**Problem to work on**: Would you please copy every line below that includes the string "Cadence"?
===== Recorded information
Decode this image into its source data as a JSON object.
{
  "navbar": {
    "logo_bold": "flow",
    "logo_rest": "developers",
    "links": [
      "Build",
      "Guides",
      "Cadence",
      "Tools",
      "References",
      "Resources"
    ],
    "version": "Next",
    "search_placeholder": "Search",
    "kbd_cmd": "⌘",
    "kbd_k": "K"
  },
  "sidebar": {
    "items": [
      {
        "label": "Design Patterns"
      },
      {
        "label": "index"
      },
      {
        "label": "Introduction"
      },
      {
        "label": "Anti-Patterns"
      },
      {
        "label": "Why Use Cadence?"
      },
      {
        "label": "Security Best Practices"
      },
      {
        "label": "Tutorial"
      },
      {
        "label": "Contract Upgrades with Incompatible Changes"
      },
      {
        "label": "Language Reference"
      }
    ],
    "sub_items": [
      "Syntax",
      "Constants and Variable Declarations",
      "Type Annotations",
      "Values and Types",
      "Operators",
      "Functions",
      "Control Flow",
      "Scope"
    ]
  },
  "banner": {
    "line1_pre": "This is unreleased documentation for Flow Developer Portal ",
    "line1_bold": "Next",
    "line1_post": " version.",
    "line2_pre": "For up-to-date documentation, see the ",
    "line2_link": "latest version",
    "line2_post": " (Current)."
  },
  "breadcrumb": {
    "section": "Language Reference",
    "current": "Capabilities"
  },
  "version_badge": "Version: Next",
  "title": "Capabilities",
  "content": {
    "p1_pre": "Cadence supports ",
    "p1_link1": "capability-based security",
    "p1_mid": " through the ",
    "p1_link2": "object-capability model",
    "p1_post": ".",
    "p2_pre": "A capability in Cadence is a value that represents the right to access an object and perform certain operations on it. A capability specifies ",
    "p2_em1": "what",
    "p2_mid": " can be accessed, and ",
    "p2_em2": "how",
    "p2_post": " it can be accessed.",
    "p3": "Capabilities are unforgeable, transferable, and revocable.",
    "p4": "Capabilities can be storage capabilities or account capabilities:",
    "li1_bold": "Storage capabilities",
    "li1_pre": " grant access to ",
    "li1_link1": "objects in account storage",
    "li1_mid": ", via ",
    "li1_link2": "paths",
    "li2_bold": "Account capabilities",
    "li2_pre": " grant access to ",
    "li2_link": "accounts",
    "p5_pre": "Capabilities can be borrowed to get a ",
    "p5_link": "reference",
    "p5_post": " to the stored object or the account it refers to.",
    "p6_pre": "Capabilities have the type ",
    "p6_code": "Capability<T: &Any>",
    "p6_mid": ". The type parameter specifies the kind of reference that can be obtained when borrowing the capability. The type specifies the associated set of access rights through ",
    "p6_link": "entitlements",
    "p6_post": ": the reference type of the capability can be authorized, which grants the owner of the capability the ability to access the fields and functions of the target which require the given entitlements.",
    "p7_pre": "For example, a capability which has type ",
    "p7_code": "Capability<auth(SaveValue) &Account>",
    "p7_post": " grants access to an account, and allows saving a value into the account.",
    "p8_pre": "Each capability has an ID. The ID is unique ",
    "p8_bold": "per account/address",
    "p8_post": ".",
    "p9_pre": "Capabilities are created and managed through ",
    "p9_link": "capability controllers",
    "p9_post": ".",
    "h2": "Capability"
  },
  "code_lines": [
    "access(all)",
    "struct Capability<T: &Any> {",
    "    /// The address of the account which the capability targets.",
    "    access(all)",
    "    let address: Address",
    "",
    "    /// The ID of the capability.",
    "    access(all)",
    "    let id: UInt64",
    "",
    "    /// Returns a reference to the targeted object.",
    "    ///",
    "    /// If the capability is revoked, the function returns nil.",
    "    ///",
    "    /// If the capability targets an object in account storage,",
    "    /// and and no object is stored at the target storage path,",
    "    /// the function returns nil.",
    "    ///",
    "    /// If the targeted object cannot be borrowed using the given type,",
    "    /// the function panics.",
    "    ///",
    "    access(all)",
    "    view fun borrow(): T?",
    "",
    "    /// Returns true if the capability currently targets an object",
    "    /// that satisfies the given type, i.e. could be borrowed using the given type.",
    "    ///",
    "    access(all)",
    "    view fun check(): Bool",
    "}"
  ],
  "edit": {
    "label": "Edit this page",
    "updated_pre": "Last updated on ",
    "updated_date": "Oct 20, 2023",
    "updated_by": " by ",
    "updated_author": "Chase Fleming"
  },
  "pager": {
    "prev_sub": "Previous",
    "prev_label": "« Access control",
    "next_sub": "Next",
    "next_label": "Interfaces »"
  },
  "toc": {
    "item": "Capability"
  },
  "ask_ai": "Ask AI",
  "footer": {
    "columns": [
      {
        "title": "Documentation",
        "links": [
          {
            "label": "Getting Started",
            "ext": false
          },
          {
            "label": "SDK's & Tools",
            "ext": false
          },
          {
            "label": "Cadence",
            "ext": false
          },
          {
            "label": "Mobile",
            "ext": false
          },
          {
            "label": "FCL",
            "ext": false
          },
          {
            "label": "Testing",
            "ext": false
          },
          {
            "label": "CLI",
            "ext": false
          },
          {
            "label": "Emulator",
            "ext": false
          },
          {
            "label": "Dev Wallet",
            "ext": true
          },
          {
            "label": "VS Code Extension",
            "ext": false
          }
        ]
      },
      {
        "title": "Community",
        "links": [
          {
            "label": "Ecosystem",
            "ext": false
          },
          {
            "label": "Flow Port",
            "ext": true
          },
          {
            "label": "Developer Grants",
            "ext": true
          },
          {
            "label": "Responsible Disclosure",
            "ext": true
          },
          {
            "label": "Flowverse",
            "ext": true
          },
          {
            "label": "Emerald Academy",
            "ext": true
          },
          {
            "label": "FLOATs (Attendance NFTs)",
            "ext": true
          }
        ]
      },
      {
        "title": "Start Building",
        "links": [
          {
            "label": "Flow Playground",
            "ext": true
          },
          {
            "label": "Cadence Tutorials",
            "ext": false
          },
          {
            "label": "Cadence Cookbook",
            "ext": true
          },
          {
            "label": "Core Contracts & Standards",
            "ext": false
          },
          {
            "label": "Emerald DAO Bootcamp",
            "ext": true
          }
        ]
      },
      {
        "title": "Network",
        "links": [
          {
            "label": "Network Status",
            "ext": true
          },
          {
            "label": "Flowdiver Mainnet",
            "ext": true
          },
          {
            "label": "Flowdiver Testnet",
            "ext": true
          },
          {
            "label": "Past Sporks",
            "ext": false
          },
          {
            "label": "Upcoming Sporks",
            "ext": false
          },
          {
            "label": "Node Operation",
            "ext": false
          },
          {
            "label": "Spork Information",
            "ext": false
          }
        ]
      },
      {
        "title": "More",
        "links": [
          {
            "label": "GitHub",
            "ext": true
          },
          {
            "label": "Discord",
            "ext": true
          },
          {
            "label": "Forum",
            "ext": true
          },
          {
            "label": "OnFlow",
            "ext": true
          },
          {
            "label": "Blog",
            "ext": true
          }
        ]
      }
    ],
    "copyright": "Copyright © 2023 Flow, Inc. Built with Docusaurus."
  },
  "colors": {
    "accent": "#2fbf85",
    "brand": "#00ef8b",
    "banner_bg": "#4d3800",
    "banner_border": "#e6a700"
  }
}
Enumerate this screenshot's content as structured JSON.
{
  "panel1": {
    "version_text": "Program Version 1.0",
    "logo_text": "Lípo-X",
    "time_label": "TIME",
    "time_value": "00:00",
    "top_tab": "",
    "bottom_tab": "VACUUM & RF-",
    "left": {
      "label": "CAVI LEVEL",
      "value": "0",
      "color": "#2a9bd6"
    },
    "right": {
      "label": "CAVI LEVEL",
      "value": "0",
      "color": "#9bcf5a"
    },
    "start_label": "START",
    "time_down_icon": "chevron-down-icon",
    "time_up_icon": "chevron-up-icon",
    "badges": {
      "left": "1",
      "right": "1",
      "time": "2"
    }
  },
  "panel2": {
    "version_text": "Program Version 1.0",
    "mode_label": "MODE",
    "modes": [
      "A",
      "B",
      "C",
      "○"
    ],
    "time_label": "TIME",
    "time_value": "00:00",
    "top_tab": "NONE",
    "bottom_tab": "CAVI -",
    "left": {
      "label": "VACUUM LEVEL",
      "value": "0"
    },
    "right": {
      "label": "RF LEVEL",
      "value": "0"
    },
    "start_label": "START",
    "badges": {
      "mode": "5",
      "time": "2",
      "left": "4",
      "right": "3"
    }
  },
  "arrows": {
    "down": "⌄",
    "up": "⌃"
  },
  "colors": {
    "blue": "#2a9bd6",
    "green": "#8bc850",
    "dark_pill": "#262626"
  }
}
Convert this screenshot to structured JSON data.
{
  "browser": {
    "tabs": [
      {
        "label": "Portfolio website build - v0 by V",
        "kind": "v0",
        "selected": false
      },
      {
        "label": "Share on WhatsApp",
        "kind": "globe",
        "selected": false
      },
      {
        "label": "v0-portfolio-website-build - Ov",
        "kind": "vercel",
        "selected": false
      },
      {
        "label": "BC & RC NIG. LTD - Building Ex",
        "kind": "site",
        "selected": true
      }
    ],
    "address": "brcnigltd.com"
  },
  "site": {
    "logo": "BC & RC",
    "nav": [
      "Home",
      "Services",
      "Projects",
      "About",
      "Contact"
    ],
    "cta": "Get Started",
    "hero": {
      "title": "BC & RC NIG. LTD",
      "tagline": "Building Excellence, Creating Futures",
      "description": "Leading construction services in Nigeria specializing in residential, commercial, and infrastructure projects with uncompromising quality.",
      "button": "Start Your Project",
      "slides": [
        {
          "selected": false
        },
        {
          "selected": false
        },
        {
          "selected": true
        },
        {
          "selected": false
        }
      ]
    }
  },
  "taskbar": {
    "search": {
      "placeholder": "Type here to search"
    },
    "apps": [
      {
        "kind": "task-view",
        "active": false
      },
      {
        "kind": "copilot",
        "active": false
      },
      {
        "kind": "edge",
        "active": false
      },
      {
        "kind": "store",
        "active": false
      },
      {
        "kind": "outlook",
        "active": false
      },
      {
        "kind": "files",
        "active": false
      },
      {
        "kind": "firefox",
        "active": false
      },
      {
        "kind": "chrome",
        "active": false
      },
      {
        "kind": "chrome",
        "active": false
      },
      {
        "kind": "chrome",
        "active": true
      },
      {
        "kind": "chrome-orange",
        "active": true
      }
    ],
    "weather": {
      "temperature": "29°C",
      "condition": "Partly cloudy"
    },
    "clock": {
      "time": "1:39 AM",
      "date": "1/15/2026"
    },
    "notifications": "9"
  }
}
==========
**Exercise solution**:
      "Cadence",
        "label": "Why Use Cadence?"
    "p1_pre": "Cadence supports ",
    "p2_pre": "A capability in Cadence is a value that represents the right to access an object and perform certain operations on it. A capability specifies ",
            "label": "Cadence",
            "label": "Cadence Tutorials",
            "label": "Cadence Cookbook",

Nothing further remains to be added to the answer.